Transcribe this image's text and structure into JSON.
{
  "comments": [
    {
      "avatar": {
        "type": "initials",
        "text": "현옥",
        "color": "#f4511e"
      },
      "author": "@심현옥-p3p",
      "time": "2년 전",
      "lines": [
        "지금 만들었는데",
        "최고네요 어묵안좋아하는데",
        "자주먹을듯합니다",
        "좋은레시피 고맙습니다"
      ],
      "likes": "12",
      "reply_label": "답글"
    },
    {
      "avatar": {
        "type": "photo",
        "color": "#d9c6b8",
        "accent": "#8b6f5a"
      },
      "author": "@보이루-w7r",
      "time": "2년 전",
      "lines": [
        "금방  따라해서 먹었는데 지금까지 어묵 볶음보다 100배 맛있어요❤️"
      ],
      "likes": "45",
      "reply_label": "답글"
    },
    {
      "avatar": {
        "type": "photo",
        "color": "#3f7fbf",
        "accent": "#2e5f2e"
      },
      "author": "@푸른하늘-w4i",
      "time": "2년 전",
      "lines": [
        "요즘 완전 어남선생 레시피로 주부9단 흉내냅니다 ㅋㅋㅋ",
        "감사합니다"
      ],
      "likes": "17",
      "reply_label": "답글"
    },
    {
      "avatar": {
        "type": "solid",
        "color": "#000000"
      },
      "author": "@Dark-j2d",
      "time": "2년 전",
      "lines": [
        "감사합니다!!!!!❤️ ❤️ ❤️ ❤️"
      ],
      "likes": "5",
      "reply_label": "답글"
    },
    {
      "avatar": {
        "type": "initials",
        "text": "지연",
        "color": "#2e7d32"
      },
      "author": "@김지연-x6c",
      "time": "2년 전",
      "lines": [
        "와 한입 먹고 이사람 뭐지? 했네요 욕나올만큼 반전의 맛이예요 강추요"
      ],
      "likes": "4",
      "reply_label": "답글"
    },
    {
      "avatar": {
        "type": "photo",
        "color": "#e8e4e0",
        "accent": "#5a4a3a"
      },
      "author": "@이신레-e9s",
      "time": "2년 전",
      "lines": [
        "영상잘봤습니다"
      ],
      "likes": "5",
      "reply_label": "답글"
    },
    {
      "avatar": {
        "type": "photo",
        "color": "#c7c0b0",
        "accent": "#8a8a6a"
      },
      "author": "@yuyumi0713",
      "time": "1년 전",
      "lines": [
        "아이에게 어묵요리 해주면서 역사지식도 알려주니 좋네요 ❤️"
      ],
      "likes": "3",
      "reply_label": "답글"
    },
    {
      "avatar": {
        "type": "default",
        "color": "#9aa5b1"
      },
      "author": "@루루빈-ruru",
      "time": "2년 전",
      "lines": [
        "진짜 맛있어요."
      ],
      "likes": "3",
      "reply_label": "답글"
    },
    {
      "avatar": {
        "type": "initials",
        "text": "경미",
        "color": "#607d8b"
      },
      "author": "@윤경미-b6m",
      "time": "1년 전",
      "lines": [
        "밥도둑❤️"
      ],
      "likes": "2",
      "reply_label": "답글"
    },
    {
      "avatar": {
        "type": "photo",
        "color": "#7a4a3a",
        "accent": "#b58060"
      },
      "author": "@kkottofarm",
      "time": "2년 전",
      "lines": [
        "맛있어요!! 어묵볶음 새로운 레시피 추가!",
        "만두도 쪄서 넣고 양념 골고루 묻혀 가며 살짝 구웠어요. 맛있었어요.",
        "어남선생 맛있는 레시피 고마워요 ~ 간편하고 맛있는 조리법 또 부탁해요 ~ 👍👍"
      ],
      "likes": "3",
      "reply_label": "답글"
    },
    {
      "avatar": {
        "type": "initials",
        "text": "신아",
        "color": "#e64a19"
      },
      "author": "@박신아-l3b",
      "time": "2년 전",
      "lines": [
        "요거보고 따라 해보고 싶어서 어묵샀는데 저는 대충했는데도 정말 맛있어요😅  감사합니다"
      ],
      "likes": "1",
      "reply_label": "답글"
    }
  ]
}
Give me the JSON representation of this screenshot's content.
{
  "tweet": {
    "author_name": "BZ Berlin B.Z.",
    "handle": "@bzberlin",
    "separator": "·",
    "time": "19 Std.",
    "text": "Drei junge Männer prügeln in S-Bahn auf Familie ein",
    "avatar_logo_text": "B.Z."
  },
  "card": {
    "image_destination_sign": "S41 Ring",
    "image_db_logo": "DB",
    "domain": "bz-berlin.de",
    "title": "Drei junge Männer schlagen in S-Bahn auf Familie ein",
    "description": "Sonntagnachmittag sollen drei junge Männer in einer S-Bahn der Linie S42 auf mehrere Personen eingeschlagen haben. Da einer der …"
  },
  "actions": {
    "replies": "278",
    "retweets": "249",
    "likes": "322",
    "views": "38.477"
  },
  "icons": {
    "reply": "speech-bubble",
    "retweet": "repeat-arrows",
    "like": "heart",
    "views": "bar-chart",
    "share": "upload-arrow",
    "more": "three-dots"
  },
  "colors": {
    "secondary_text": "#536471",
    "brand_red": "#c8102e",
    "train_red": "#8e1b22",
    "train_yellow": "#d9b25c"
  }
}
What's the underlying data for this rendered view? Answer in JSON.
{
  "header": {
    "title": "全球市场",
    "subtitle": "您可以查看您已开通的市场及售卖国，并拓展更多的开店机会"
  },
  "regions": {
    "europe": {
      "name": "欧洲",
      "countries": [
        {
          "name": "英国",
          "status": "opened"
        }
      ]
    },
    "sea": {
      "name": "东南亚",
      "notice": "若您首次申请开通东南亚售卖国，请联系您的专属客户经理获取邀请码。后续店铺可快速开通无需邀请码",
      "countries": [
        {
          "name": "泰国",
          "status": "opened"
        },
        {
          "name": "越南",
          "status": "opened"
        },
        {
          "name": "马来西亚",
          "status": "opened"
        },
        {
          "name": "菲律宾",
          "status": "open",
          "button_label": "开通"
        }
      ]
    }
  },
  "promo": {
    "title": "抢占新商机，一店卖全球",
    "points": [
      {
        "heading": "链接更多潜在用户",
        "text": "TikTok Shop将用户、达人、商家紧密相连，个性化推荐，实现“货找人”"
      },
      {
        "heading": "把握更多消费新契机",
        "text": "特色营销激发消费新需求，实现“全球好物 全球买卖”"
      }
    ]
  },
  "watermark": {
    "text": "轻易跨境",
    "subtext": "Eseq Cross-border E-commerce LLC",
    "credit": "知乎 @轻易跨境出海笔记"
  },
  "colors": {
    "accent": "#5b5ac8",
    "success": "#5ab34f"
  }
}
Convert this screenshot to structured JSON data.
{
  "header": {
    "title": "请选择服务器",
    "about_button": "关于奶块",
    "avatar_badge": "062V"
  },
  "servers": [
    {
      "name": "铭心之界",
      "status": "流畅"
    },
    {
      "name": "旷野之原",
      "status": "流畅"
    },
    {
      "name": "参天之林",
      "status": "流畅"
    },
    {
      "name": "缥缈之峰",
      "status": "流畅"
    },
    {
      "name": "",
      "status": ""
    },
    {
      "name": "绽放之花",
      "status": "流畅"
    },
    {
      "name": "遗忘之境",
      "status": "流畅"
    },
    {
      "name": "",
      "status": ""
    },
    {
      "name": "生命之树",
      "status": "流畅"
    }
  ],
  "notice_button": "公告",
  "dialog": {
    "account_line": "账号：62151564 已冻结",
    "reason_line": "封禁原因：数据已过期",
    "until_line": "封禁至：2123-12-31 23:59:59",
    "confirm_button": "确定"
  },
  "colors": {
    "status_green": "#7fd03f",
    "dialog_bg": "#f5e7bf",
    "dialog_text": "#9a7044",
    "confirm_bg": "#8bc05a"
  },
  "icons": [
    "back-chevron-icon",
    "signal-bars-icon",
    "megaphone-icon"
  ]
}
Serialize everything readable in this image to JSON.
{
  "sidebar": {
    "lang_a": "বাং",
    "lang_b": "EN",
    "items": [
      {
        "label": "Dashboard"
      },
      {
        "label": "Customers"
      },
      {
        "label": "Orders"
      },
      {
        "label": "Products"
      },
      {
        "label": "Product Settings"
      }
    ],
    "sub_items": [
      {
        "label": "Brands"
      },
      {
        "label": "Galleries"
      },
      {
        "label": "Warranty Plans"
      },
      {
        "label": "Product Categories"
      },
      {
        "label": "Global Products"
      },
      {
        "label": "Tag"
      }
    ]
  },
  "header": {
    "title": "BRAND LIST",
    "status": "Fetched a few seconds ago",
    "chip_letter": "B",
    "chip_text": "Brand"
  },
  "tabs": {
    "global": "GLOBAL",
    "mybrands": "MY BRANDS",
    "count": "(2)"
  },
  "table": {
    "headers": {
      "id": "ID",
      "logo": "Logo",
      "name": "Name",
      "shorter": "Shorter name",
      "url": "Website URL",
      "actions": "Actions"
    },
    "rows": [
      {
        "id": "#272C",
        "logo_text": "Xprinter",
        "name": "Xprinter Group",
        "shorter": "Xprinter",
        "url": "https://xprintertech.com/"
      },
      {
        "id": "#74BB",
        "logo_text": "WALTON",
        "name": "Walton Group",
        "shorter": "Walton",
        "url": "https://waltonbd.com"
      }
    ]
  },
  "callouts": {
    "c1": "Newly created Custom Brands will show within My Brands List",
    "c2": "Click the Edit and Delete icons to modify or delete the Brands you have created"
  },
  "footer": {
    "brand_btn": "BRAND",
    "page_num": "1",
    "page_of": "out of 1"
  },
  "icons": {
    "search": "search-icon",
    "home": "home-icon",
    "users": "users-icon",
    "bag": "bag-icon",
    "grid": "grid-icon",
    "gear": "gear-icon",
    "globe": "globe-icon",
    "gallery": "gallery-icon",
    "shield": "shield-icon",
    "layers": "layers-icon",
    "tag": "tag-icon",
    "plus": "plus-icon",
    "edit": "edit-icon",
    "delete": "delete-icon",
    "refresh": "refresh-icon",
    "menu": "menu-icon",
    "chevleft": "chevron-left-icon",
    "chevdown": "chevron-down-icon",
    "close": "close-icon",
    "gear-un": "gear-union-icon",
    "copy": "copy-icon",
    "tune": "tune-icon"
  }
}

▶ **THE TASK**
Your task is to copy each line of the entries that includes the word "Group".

▶ **ANSWER SPACE**
        "name": "Xprinter Group",
        "name": "Walton Group",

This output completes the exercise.